Instructions for the task: Where a line of the data below has the string "arXiv", copy that line.

Extracted entries:
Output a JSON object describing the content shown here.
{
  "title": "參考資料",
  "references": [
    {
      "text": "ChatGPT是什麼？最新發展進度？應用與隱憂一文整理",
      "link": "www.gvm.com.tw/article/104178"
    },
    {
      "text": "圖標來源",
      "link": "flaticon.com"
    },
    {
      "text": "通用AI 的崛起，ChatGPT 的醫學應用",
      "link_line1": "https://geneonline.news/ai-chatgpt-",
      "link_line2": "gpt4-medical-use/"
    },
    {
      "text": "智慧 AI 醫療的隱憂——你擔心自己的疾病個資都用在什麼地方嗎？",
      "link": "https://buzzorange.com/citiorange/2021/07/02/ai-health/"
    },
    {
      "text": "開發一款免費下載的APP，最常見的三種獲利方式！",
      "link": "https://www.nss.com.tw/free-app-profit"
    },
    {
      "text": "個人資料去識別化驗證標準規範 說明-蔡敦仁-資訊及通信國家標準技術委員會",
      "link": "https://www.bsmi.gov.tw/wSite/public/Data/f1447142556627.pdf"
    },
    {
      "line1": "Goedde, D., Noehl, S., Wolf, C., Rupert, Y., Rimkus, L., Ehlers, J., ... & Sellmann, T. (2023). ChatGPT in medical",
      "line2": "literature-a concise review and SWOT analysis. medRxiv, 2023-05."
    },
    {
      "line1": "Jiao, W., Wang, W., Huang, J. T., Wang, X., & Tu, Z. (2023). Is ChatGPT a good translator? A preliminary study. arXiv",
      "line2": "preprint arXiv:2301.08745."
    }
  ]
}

Reply:
      "line1": "Jiao, W., Wang, W., Huang, J. T., Wang, X., & Tu, Z. (2023). Is ChatGPT a good translator? A preliminary study. arXiv",
      "line2": "preprint arXiv:2301.08745."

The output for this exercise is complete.